Thanks to Richard Dawkins for drawing attention to FIRE’s video on a FIRE case that Greg covers in the new book New Threats to Freedom. Greg provides a summary of the case and a reason to buy the book:
Back in 2005, Chris Lee, a student at Washington State University, set out to make a comedy musical that, in the tradition of South Park, offended as broad a spectrum of people as possible. Unfortunately for him, he succeeded. His musical—a very loose parody of Mel Gibson’s 2004 film The Passion of the Christ—earned him protests, death threats, and even an organized attempt among administrators and students to disrupt the play.
I chose Chris’ story to open up my chapter in the new book, New Threats to Freedom … because it’s one of the best examples in my experience of campus administrations and students working together to try to silence speech they don’t like. My chapter, called "Students Against Liberty?", explores the long-term consequences of campus censorship, speech codes, and the failure to educate students about the importance of free speech.
Dawkins himself is just one of many people whose appearances on a college campus have sparked cries for censorship, instances of the heckler’s veto, or charges of unconstitutional extra "security" fees to keep potentially violent protesters from disrupting the speeches. Too many speakers to count are in the same club. One example is Israeli ambassador Michael Oren; the Los Angeles Times reports today on the discipline of a student group that disrupted a speech by Oren earlier this year.

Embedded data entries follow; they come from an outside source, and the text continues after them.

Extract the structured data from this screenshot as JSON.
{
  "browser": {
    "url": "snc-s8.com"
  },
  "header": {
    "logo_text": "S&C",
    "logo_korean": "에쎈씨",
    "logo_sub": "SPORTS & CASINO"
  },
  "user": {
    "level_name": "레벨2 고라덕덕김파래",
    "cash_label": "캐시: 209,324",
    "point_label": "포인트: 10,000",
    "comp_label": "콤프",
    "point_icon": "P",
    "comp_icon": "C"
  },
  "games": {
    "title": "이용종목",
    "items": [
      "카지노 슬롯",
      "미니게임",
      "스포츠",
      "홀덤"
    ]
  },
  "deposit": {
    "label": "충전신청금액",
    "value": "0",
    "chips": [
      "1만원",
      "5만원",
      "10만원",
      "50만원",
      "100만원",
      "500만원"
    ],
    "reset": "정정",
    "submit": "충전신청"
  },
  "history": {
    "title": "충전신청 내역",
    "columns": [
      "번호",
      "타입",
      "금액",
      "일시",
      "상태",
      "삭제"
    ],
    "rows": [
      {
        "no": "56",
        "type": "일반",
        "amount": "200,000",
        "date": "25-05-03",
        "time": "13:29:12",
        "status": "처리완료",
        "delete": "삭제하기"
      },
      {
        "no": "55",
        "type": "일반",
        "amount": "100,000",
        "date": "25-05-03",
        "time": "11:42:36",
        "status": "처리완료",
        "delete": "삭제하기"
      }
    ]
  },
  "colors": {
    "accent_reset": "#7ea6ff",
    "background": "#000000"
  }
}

What many of these cases have in common is a shameful level of intolerance. While a public university in the United States should be one of the freest places in the world, these censors and anti-free speech activists apparently have the idea that some ideas and some expression—be it from anti-illegal immigration speakers or even an offensive comedy musical—are so evil that they should have no place on a college campus. Sustained, thoughtful, public criticism of others is valuable and essential because it serves the marketplace of ideas, but interfering with someone else’s free speech crosses the line.